Jn 4:16-19 He told her, “Go, call your husband and come back.” “I have no husband,” she replied. Jesus said to her, “You are right when you say you have no husband. The fact is, you have had five husbands, and the man you now have is not your husband. What you have just said is quite true.” “Sir,” the woman said, “I can see that you are a prophet.
There is the well-known instruction, “Do to others as you would have them do to you.” (Lk 6:31) It’s well known because it is often quoted and also because it’s acceptable to most people. Why is it acceptable to most people? It is acceptable to most people because they like its sentiment. We want other to treat us well and so we see that as a good standard for behaviour generally. The apostle Paul when he was teaching the Corinthian church said, “everyone who prophesies speaks to men for their strengthening, encouragement and comfort” (1 Cor 14:3). In other words, anyone who is bringing a word to individuals from God will be speaking with the aim of strengthening, encouraging and comforting. “Ah, but what about correcting and rebuking,” says my legalistic friend. “Surely the word of God is ‘useful for teaching, rebuking, correcting and training in righteousness’” (2 Tim 3:16). Exactly, but watch how Jesus does it.
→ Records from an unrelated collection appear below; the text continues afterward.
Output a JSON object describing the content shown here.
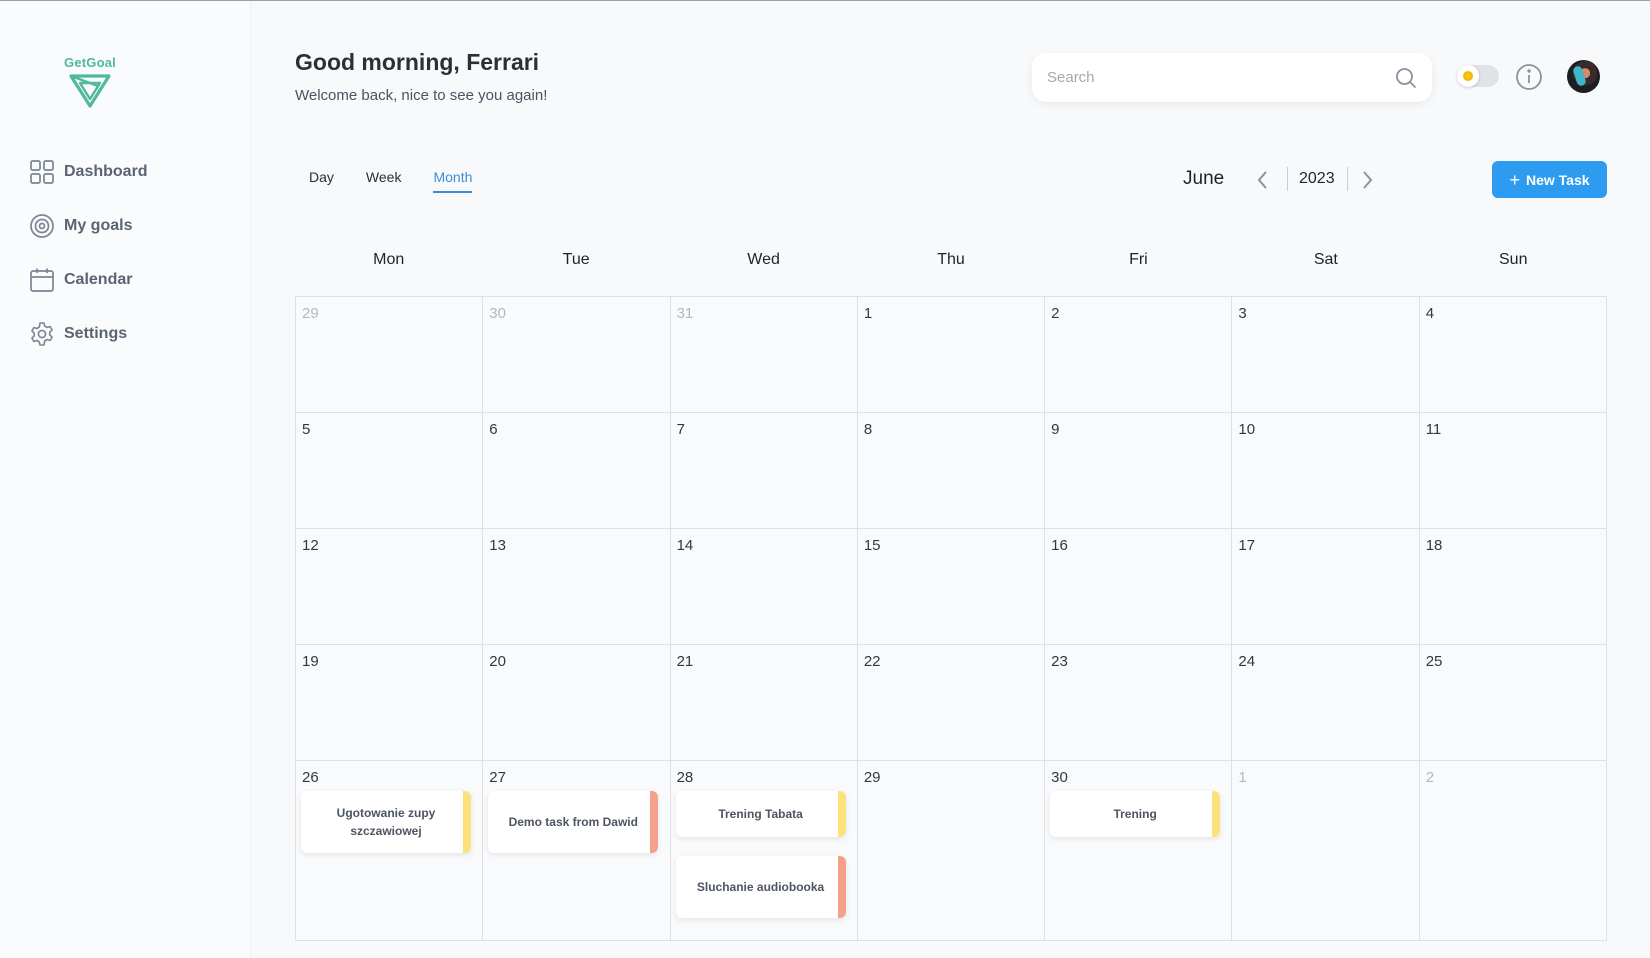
{
  "app": {
    "brand": "GetGoal"
  },
  "sidebar": {
    "items": [
      {
        "label": "Dashboard",
        "icon": "grid-icon"
      },
      {
        "label": "My goals",
        "icon": "target-icon"
      },
      {
        "label": "Calendar",
        "icon": "calendar-icon"
      },
      {
        "label": "Settings",
        "icon": "gear-icon"
      }
    ]
  },
  "header": {
    "greeting": "Good morning, Ferrari",
    "subtitle": "Welcome back, nice to see you again!",
    "search_placeholder": "Search"
  },
  "calendar": {
    "views": [
      "Day",
      "Week",
      "Month"
    ],
    "active_view": "Month",
    "month": "June",
    "year": "2023",
    "new_task_label": "New Task",
    "weekdays": [
      "Mon",
      "Tue",
      "Wed",
      "Thu",
      "Fri",
      "Sat",
      "Sun"
    ],
    "days": [
      {
        "n": "29",
        "muted": true
      },
      {
        "n": "30",
        "muted": true
      },
      {
        "n": "31",
        "muted": true
      },
      {
        "n": "1"
      },
      {
        "n": "2"
      },
      {
        "n": "3"
      },
      {
        "n": "4"
      },
      {
        "n": "5"
      },
      {
        "n": "6"
      },
      {
        "n": "7"
      },
      {
        "n": "8"
      },
      {
        "n": "9"
      },
      {
        "n": "10"
      },
      {
        "n": "11"
      },
      {
        "n": "12"
      },
      {
        "n": "13"
      },
      {
        "n": "14"
      },
      {
        "n": "15"
      },
      {
        "n": "16"
      },
      {
        "n": "17"
      },
      {
        "n": "18"
      },
      {
        "n": "19"
      },
      {
        "n": "20"
      },
      {
        "n": "21"
      },
      {
        "n": "22"
      },
      {
        "n": "23"
      },
      {
        "n": "24"
      },
      {
        "n": "25"
      },
      {
        "n": "26",
        "tasks": [
          {
            "title": "Ugotowanie zupy szczawiowej",
            "color": "#fbe27a"
          }
        ]
      },
      {
        "n": "27",
        "tasks": [
          {
            "title": "Demo task from Dawid",
            "color": "#f4a08a"
          }
        ]
      },
      {
        "n": "28",
        "tasks": [
          {
            "title": "Trening Tabata",
            "color": "#fbe27a"
          },
          {
            "title": "Sluchanie audiobooka",
            "color": "#f4a08a"
          }
        ]
      },
      {
        "n": "29"
      },
      {
        "n": "30",
        "tasks": [
          {
            "title": "Trening",
            "color": "#fbe27a"
          }
        ]
      },
      {
        "n": "1",
        "muted": true
      },
      {
        "n": "2",
        "muted": true
      }
    ]
  },
  "colors": {
    "accent": "#2d9cf0",
    "active_tab": "#3d8bd9",
    "brand": "#4fb99a"
  }
}
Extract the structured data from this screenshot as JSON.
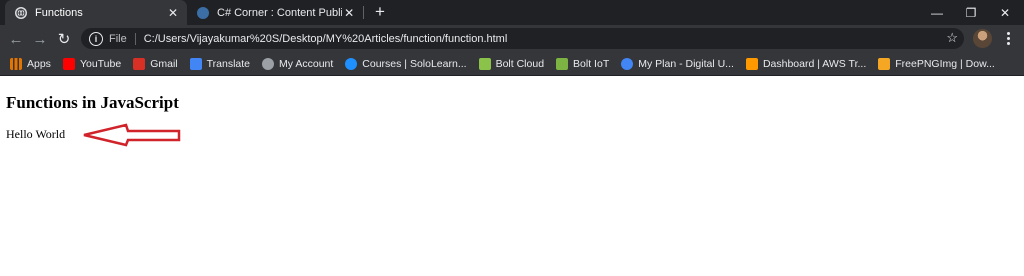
{
  "tabs": [
    {
      "title": "Functions",
      "active": true
    },
    {
      "title": "C# Corner : Content Publisher",
      "active": false
    }
  ],
  "window_controls": {
    "minimize": "—",
    "restore": "❐",
    "close": "✕"
  },
  "toolbar": {
    "back": "←",
    "forward": "→",
    "reload": "↻",
    "scheme_label": "File",
    "url": "C:/Users/Vijayakumar%20S/Desktop/MY%20Articles/function/function.html",
    "bookmark_star": "☆"
  },
  "bookmarks": [
    {
      "label": "Apps",
      "icon": "apps-grid-icon",
      "color": "#e37400"
    },
    {
      "label": "YouTube",
      "icon": "youtube-icon",
      "color": "#ff0000"
    },
    {
      "label": "Gmail",
      "icon": "gmail-icon",
      "color": "#d93025"
    },
    {
      "label": "Translate",
      "icon": "translate-icon",
      "color": "#4285f4"
    },
    {
      "label": "My Account",
      "icon": "google-account-icon",
      "color": "#9aa0a6"
    },
    {
      "label": "Courses | SoloLearn...",
      "icon": "sololearn-icon",
      "color": "#1e90ff"
    },
    {
      "label": "Bolt Cloud",
      "icon": "bolt-cloud-icon",
      "color": "#8bc34a"
    },
    {
      "label": "Bolt IoT",
      "icon": "bolt-iot-icon",
      "color": "#7cb342"
    },
    {
      "label": "My Plan - Digital U...",
      "icon": "google-icon",
      "color": "#4285f4"
    },
    {
      "label": "Dashboard | AWS Tr...",
      "icon": "aws-cube-icon",
      "color": "#ff9900"
    },
    {
      "label": "FreePNGImg | Dow...",
      "icon": "freepngimg-icon",
      "color": "#f5a623"
    }
  ],
  "page": {
    "heading": "Functions in JavaScript",
    "text": "Hello World",
    "arrow_color": "#d0232a"
  }
}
Jesus knows this woman as he knows every person he encounters. He knows what her state in life is. Does he chide her? Does he rebuke her? No, he tells her to do something that provokes her to speak the truth about herself. She starts facing herself by Jesus’ seemingly innocent instruction. Once she acknowledges her basic state, Jesus ‘fills in the gaps’ and speaks detail into her life, and concludes with the disarming words, “What you have just said is quite true.” He isn’t having a go at her, and so she doesn’t act defensively. Is his main intention to convict her of her sub-standard life and bring her to repentance? Yes and no! Ultimately he does want her to face the truth about herself because he knew that, “you will know the truth, and the truth will set you free.” (Jn 8:32), i.e. facing the truth about ourselves is the first step towards salvation. However, he has a greater desire, for her to realize who he really is. When we realize who Jesus is and come to him, everything else (including our past sub-standard lives) falls into place.
What was the end result of Jesus words? The woman went away full of the encounter and wanting others to come and meet Jesus. Without any doubt she was strengthened, encouraged and comforted. Her encounter with Jesus had not left her feeling thoroughly embarrassed, exposed or got into a corner. Oh no, to the contrary, it has had a remarkably liberating effect upon her. And how had that happened? She had encountered a gentle prophet!
How often do we or others feel we have to put others’ lives right? That’s not the call of the Gospel; it is to introduce them to Jesus so that he can put their lives right! How do we share the Gospel? I know when I was a young Christian I was in ‘attacking mode’ and I know there are still many people who do that, but Jesus comes to each individual with respect, and care and concern for them. He allowed this Samaritan woman to speak about something of her situation and then he showed he knew all about it, but without condemning her. The result was that she felt good and her life was changed. That’s how Jesus comes to each one of us. Yes he comes to confront but he does it in such a gentle way we sometimes hardly realize that’s what he is doing, until we find ourselves confessing our state to him. Can we be like him?